    I'm going to have to reread all this again later after I've had a cup or two of coffee.

    I hope your book does very well for you.

  2. Hi, KM - good morning. Thank you. I love sharing the knowledge - its a form of pay it forward. Enjoy the read.

  3. Great interview here, Martha and Grace--and I was particularly struck by the discussion of balancing character and plot, which you're right, Grace, is usually presented as an either/or, but I loved Martha's discussion of conflict and challenges pushing characters toward personal growth. It's that back and forth that makes the best fiction, I think: strong characters driving a strong plot that then pushes characters further, that then.... Enjoyed all this!

  4. Martha, Thanks for sharing so much about your writing process. It's always helpful to hear how other writers do what they do even if my way is very different.

  5. Hi, Art & Warren - I just came out of the Pennwriters conference last weekend, where all did was discuss craft and process. It's one of my favorite topics, because you never know what you're going to hear, or what you'll learn.

  6. character and plot PLUS a Nantucket setting. I know what I'll be reading on the screened porch this summer.

    Great interview!

  7. Wonderful interview, Grace. Martha - WOW, I am so stealing your storyboard idea-- and I if I can get your AH HA moment to work - I will thank you every time a new twist takes off. Looking forward to No Rest for the Wicked.

  8. Thanks, Margaret - I hope you enjoy meeting John and Sarah Jarad, and the rest of the Nantucket crew.

    Kait, it's not stealing - it's sharing. I learned this trick at a writer's workshop and it has been a Godsend. Keeps the story on track. The twist part is where the fun comes in.

  9. Hi Martha, Thank you for the wonderful, informative interview.
    Like KM, I'm going to save this interview for future reference - and your first title for my beach book this summer. I've only been to Nantucket once, but I fell in love.

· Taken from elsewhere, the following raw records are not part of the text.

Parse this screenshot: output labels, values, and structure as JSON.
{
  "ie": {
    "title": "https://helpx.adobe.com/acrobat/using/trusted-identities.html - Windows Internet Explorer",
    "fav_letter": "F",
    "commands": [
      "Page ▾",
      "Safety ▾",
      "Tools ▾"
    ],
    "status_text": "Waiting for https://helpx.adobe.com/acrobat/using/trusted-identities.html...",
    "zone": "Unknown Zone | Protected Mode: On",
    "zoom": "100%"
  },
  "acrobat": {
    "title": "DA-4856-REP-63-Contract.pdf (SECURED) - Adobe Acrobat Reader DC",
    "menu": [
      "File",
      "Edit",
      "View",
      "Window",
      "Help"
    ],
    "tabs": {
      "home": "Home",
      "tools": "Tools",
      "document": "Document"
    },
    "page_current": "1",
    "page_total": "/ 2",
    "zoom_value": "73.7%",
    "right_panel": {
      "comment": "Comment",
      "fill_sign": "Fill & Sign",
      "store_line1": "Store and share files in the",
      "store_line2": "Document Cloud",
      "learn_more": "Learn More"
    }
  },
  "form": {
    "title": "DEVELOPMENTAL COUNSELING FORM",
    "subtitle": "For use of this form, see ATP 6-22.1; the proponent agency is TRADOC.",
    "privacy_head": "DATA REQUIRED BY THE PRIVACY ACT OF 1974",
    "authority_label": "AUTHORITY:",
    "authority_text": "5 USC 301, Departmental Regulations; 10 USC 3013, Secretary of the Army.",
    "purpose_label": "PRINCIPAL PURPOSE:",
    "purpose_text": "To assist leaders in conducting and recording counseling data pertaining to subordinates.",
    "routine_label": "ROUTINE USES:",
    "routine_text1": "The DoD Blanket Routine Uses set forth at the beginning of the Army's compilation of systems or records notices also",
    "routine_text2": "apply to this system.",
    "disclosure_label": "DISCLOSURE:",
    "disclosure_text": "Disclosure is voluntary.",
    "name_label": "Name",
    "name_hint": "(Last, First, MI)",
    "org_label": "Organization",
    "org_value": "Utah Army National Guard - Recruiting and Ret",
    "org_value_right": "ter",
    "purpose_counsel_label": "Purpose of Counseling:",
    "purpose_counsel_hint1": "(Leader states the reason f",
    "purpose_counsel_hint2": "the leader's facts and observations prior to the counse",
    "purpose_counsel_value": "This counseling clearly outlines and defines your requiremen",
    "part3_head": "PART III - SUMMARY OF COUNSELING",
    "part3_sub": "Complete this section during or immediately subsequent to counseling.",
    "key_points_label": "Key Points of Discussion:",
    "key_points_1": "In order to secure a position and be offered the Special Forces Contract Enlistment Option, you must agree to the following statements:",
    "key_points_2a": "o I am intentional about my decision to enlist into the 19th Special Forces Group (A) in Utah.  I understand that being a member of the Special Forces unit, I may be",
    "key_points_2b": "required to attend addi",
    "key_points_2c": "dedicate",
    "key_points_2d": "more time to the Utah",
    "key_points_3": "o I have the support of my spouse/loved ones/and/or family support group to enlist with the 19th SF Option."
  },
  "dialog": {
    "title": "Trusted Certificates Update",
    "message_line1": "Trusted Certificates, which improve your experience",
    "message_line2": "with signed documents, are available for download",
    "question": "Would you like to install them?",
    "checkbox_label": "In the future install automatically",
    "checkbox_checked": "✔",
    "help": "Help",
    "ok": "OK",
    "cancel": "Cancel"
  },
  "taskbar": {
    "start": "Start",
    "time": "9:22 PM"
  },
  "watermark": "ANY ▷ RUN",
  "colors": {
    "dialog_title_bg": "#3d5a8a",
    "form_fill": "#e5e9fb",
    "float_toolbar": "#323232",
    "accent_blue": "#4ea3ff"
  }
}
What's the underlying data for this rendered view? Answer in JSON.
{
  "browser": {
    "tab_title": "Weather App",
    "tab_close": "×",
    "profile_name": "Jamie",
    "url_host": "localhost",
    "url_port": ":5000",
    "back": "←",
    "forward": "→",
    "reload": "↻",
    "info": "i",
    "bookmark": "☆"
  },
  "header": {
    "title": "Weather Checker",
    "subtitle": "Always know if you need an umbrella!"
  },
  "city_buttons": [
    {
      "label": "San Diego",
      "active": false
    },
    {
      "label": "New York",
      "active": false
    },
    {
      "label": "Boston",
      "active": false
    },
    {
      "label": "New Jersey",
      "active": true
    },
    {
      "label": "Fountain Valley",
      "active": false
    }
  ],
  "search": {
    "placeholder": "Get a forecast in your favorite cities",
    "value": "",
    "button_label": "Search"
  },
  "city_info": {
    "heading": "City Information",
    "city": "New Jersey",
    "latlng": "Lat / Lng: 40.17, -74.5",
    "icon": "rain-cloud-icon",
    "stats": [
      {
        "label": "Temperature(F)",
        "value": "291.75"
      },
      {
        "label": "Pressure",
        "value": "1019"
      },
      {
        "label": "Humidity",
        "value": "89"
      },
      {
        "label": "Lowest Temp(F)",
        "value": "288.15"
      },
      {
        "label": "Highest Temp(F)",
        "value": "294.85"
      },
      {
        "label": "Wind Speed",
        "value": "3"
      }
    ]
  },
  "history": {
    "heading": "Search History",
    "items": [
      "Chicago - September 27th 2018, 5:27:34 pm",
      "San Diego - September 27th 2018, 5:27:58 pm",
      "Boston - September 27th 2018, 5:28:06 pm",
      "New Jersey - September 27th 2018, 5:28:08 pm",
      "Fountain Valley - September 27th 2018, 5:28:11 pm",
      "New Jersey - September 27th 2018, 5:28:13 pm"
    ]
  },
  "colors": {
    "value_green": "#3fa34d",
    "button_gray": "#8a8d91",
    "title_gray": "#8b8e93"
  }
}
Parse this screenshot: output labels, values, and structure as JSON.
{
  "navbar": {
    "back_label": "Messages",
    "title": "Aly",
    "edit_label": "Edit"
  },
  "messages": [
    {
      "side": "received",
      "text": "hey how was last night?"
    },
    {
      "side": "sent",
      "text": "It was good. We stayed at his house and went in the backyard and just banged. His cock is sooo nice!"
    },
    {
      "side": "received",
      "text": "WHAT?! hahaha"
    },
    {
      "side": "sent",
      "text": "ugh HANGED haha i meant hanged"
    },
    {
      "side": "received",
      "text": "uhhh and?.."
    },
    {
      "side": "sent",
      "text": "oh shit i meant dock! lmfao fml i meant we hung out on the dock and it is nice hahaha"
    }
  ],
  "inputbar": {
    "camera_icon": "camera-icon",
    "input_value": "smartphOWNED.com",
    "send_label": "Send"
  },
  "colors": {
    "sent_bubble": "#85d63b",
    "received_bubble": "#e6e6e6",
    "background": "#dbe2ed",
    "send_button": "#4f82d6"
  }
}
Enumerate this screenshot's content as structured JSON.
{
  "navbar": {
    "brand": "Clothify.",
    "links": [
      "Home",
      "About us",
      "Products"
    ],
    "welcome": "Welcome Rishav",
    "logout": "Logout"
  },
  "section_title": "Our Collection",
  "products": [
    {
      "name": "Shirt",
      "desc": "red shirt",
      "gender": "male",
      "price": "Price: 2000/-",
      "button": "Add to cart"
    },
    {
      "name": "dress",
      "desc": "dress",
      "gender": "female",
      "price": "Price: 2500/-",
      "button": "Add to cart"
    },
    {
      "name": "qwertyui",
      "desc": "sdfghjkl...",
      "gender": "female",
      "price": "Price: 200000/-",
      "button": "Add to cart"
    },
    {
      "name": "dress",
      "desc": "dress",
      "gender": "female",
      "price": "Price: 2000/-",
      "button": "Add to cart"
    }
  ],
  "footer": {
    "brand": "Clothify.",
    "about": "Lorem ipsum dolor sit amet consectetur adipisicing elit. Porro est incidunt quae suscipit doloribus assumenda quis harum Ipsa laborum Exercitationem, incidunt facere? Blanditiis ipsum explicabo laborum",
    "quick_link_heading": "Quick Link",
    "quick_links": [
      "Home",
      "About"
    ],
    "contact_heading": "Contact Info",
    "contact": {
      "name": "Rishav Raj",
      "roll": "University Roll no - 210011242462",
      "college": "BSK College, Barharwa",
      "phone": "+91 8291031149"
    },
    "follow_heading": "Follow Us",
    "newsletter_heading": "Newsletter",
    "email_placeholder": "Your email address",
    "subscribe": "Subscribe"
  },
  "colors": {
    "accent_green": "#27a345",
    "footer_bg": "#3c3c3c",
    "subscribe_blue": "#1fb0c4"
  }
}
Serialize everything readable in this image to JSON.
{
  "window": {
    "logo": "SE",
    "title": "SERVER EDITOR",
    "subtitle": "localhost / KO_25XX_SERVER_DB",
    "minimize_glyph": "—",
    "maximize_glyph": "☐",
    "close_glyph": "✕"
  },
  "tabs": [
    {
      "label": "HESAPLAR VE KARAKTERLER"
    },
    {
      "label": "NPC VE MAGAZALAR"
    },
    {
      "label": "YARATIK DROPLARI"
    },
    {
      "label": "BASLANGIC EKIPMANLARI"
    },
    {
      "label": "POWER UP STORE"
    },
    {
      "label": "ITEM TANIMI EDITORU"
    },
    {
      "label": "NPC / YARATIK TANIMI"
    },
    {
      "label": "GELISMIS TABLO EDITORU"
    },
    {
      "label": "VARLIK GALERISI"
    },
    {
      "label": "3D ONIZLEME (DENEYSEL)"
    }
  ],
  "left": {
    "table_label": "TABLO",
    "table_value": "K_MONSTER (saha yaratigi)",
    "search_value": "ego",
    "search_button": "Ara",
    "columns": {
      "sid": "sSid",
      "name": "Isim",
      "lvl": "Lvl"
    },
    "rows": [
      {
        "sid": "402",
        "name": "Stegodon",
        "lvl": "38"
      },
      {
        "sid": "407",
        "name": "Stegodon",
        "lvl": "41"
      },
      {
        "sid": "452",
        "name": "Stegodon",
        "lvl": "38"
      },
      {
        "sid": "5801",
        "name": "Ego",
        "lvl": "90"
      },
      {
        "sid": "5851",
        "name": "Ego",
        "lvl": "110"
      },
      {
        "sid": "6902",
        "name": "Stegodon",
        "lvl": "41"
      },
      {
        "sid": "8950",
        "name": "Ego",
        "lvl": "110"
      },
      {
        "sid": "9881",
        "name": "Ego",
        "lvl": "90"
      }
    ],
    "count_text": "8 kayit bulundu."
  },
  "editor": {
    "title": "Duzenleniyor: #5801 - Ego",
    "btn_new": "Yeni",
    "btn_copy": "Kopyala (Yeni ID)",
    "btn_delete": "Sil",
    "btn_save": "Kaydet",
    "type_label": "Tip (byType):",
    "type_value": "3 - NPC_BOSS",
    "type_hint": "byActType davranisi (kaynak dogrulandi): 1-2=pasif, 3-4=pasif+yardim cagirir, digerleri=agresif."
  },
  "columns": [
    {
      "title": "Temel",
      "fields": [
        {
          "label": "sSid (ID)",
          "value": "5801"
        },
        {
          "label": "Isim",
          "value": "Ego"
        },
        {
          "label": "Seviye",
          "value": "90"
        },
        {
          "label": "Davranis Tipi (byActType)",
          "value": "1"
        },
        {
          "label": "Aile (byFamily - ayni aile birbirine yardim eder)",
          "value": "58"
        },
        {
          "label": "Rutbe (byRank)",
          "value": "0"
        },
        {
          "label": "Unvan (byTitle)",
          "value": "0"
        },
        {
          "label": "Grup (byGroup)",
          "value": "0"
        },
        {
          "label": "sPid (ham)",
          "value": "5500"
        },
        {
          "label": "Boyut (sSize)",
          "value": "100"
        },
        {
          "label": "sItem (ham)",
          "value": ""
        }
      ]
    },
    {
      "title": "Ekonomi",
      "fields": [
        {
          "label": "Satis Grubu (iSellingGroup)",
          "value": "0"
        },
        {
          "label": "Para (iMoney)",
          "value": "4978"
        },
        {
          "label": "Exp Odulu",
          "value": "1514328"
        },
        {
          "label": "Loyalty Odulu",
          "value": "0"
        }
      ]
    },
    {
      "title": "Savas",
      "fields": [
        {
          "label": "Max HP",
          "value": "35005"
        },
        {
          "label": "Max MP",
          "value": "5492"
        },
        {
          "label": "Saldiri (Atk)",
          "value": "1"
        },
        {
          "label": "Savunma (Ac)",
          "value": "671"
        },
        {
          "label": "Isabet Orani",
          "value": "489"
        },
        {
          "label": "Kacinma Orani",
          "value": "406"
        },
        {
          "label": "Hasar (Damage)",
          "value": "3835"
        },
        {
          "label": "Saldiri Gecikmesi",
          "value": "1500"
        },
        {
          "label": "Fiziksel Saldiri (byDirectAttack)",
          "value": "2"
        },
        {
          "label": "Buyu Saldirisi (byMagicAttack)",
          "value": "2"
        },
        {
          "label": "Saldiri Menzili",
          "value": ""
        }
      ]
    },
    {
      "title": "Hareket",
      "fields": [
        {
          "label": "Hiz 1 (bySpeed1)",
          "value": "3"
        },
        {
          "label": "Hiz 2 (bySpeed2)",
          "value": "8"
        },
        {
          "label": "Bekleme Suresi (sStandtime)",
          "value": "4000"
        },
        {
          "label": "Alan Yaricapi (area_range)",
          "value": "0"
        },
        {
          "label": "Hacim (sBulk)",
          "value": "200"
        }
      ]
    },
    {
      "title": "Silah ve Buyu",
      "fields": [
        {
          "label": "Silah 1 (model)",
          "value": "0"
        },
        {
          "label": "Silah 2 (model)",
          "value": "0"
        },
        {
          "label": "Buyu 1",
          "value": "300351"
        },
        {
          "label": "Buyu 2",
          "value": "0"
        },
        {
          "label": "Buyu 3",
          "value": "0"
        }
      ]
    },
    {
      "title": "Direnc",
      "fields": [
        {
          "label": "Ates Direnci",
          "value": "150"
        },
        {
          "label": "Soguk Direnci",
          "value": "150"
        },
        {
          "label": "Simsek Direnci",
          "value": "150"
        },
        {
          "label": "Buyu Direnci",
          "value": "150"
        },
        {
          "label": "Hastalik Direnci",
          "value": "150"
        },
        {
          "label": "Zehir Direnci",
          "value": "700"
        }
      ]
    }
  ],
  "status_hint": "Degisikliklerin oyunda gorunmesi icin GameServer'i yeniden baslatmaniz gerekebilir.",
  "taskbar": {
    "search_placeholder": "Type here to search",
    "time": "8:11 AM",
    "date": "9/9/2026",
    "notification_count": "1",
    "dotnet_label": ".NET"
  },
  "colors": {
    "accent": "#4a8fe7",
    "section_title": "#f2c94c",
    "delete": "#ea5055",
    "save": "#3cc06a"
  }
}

It has that sense of being on the edge of the world, where anything can happen.

  10. Thank you, Martha, for the terrific interview. We can learn so much from each other. As I read, I find myself making notes of a clever point or witty dialogue that I can learn from. Reading is the best method for writing better. Wishing you continuing success with your series.

  11. Hi, Shari - me, too. I fell in love with ACK the minute the Eagle rounded Brant Point, and I saw the town spreading out in front of me. Pure magic! Let me know what you think - especially if I captured some of the mystery, and the charm.

    and thank you, Grace, for hosting me on Writers Who Kill. This has been great fun. I actually think that reading is a key part of writing. You know the feeling when you're immersed in something and you come up for air and think: this is really good! That's may favorite moment.

  12. Martha, wonderful interview. I live just over the border from PA in Ohio, so I'm quite familiar with Pittsburgh. I also self-publish and have not regretted going that route.
    I like the freedom to write what I want to write and not be tied down to any timelines.

    I've written down the names of all three of your books because I think they're books I want
    to read so I'll be ordering them.I'm an avid reader of many books, but mostly mysteries.

  13. Hi, Gloria - I agree about the timelines. I'm still working a day job, so I appreciate the ability to create my own schedule. As hard as I try, there are just so many hours in a day. It literally is the best of both worlds, for me.